REQUIRED WORK ->
From the listing below, work out how many lines contain "SOLIDWORKS". Reply with that number only.

· · · · ·

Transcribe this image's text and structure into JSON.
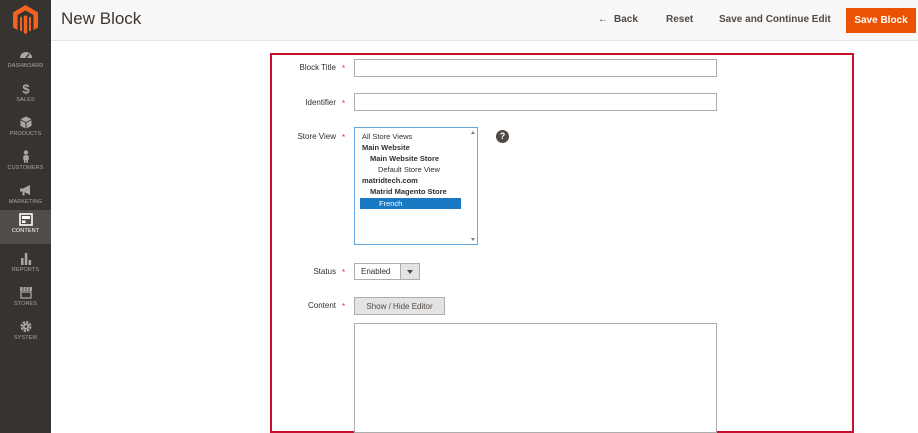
{
  "header": {
    "title": "New Block",
    "back_label": "Back",
    "reset_label": "Reset",
    "save_continue_label": "Save and Continue Edit",
    "save_label": "Save Block",
    "accent_color": "#eb5202"
  },
  "sidebar": {
    "items": [
      {
        "label": "DASHBOARD",
        "icon": "dashboard-icon"
      },
      {
        "label": "SALES",
        "icon": "dollar-icon"
      },
      {
        "label": "PRODUCTS",
        "icon": "cube-icon"
      },
      {
        "label": "CUSTOMERS",
        "icon": "person-icon"
      },
      {
        "label": "MARKETING",
        "icon": "megaphone-icon"
      },
      {
        "label": "CONTENT",
        "icon": "layout-icon",
        "active": true
      },
      {
        "label": "REPORTS",
        "icon": "bar-chart-icon"
      },
      {
        "label": "STORES",
        "icon": "store-icon"
      },
      {
        "label": "SYSTEM",
        "icon": "gear-icon"
      }
    ]
  },
  "form": {
    "block_title": {
      "label": "Block Title",
      "value": ""
    },
    "identifier": {
      "label": "Identifier",
      "value": ""
    },
    "store_view": {
      "label": "Store View",
      "options": [
        {
          "text": "All Store Views",
          "bold": false,
          "selected": false
        },
        {
          "text": "Main Website",
          "bold": true,
          "selected": false
        },
        {
          "text": "Main Website Store",
          "bold": true,
          "selected": false
        },
        {
          "text": "Default Store View",
          "bold": false,
          "selected": false
        },
        {
          "text": "matridtech.com",
          "bold": true,
          "selected": false
        },
        {
          "text": "Matrid Magento Store",
          "bold": true,
          "selected": false
        },
        {
          "text": "French",
          "bold": false,
          "selected": true
        }
      ],
      "help": "?"
    },
    "status": {
      "label": "Status",
      "value": "Enabled"
    },
    "content": {
      "label": "Content",
      "toggle_label": "Show / Hide Editor",
      "value": ""
    },
    "required_marker": "*"
  }
}
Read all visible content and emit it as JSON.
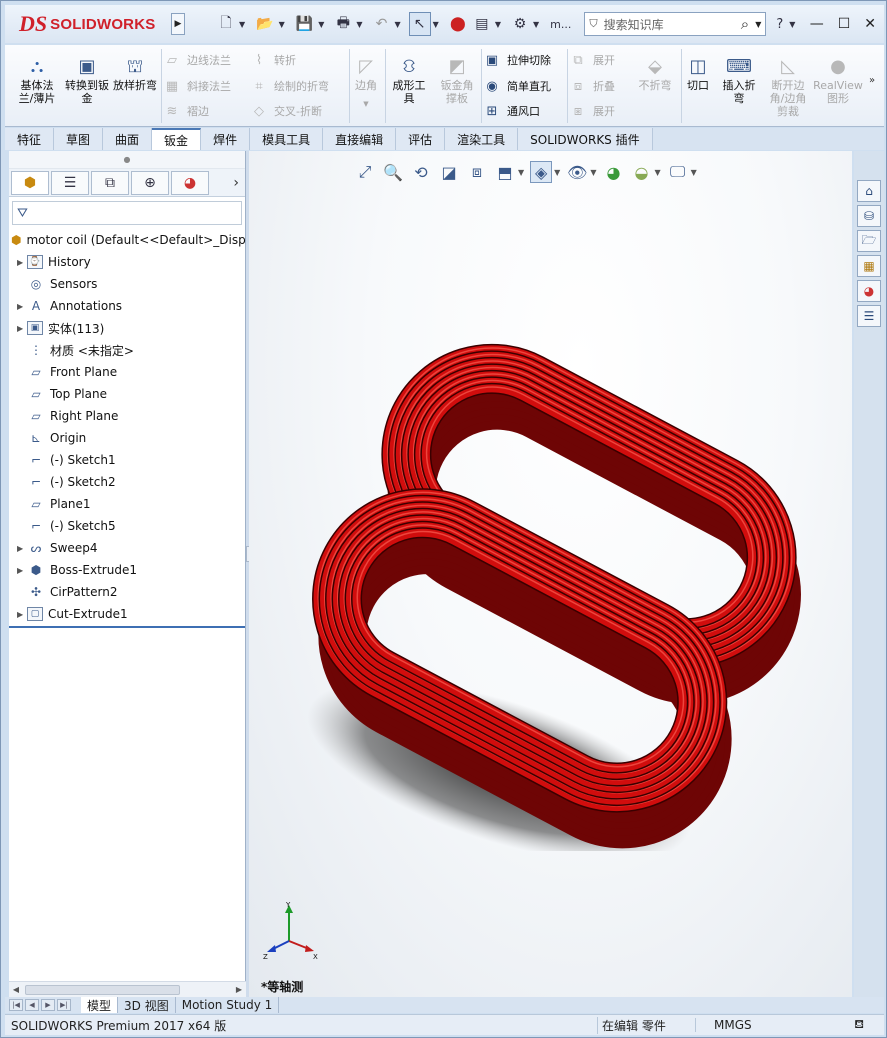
{
  "app": {
    "logo_prefix": "DS",
    "logo_text": "SOLIDWORKS",
    "search_placeholder": "搜索知识库",
    "help_label": "?"
  },
  "quick_access": {
    "more_label": "m..."
  },
  "ribbon": {
    "big_buttons": [
      {
        "label": "基体法兰/薄片",
        "icon": "base-flange-icon",
        "enabled": true
      },
      {
        "label": "转换到钣金",
        "icon": "convert-to-sheet-metal-icon",
        "enabled": true
      },
      {
        "label": "放样折弯",
        "icon": "lofted-bend-icon",
        "enabled": true
      }
    ],
    "small_col1": [
      {
        "label": "边线法兰",
        "enabled": false
      },
      {
        "label": "斜接法兰",
        "enabled": false
      },
      {
        "label": "褶边",
        "enabled": false
      }
    ],
    "small_col2": [
      {
        "label": "转折",
        "enabled": false
      },
      {
        "label": "绘制的折弯",
        "enabled": false
      },
      {
        "label": "交叉-折断",
        "enabled": false
      }
    ],
    "corner": {
      "label": "边角",
      "enabled": false
    },
    "forming_tool": {
      "label": "成形工具",
      "enabled": true
    },
    "gusset": {
      "label": "钣金角撑板",
      "enabled": false
    },
    "small_col3": [
      {
        "label": "拉伸切除",
        "enabled": true
      },
      {
        "label": "简单直孔",
        "enabled": true
      },
      {
        "label": "通风口",
        "enabled": true
      }
    ],
    "small_col4": [
      {
        "label": "展开",
        "enabled": false
      },
      {
        "label": "折叠",
        "enabled": false
      },
      {
        "label": "展开",
        "enabled": false
      }
    ],
    "no_bends": {
      "label": "不折弯",
      "enabled": false
    },
    "rip": {
      "label": "切口",
      "enabled": true
    },
    "insert_bends": {
      "label": "插入折弯",
      "enabled": true
    },
    "break_corner": {
      "label": "断开边角/边角剪裁",
      "enabled": false
    },
    "realview": {
      "label": "RealView图形",
      "enabled": false
    }
  },
  "tabs": [
    "特征",
    "草图",
    "曲面",
    "钣金",
    "焊件",
    "模具工具",
    "直接编辑",
    "评估",
    "渲染工具",
    "SOLIDWORKS 插件"
  ],
  "active_tab": "钣金",
  "feature_tree": {
    "root": "motor coil  (Default<<Default>_Disp",
    "items": [
      {
        "label": "History",
        "icon": "history-icon",
        "expandable": true
      },
      {
        "label": "Sensors",
        "icon": "sensors-icon",
        "expandable": false
      },
      {
        "label": "Annotations",
        "icon": "annotations-icon",
        "expandable": true
      },
      {
        "label": "实体(113)",
        "icon": "solid-bodies-icon",
        "expandable": true
      },
      {
        "label": "材质 <未指定>",
        "icon": "material-icon",
        "expandable": false
      },
      {
        "label": "Front Plane",
        "icon": "plane-icon",
        "expandable": false
      },
      {
        "label": "Top Plane",
        "icon": "plane-icon",
        "expandable": false
      },
      {
        "label": "Right Plane",
        "icon": "plane-icon",
        "expandable": false
      },
      {
        "label": "Origin",
        "icon": "origin-icon",
        "expandable": false
      },
      {
        "label": "(-) Sketch1",
        "icon": "sketch-icon",
        "expandable": false
      },
      {
        "label": "(-) Sketch2",
        "icon": "sketch-icon",
        "expandable": false
      },
      {
        "label": "Plane1",
        "icon": "plane-icon",
        "expandable": false
      },
      {
        "label": "(-) Sketch5",
        "icon": "sketch-icon",
        "expandable": false
      },
      {
        "label": "Sweep4",
        "icon": "sweep-icon",
        "expandable": true
      },
      {
        "label": "Boss-Extrude1",
        "icon": "boss-extrude-icon",
        "expandable": true
      },
      {
        "label": "CirPattern2",
        "icon": "circular-pattern-icon",
        "expandable": false
      },
      {
        "label": "Cut-Extrude1",
        "icon": "cut-extrude-icon",
        "expandable": true
      }
    ]
  },
  "viewport": {
    "view_label": "*等轴测",
    "axes": {
      "x": "X",
      "y": "Y",
      "z": "Z"
    },
    "coil_color": "#d10d0d"
  },
  "bottom_tabs": [
    "模型",
    "3D 视图",
    "Motion Study 1"
  ],
  "status": {
    "product": "SOLIDWORKS Premium 2017 x64 版",
    "mode": "在编辑 零件",
    "units": "MMGS"
  }
}
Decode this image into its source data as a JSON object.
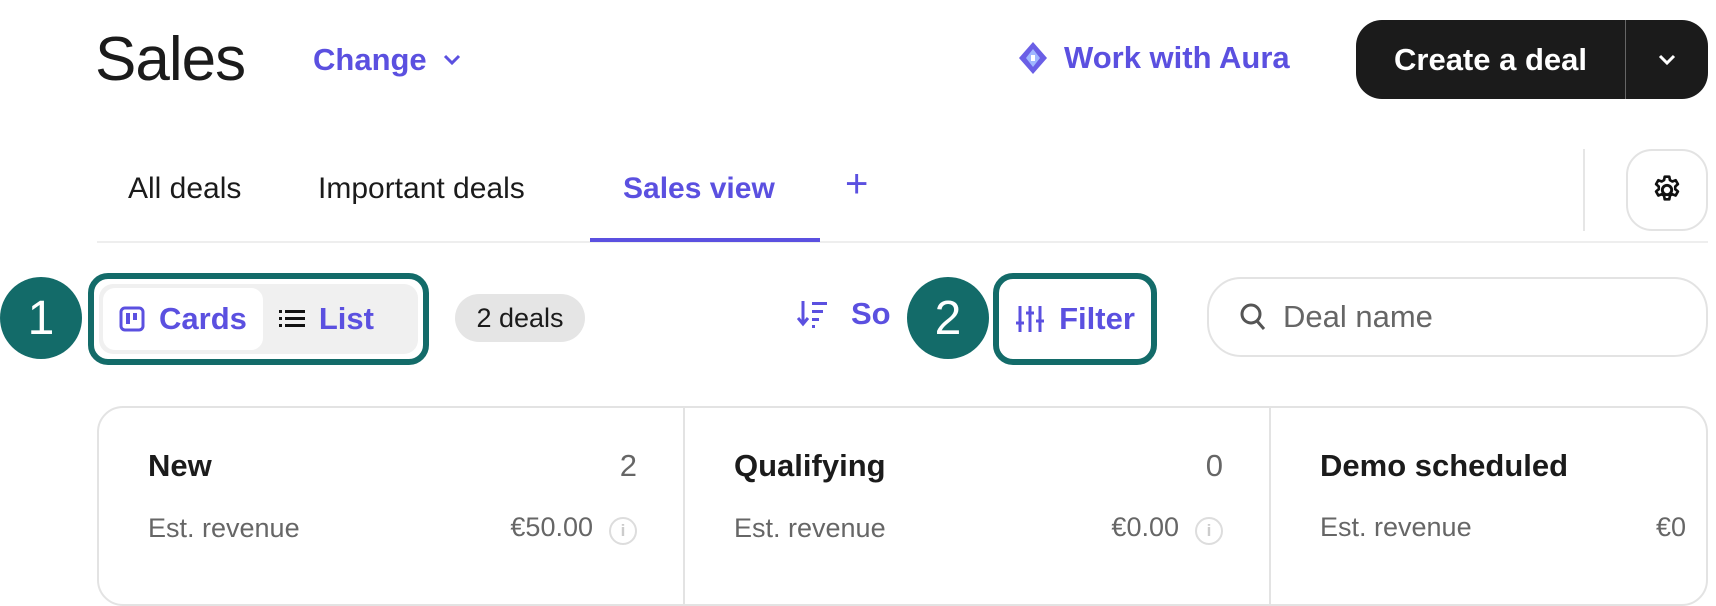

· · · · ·

RESULT OF THE EXERCISE ->
3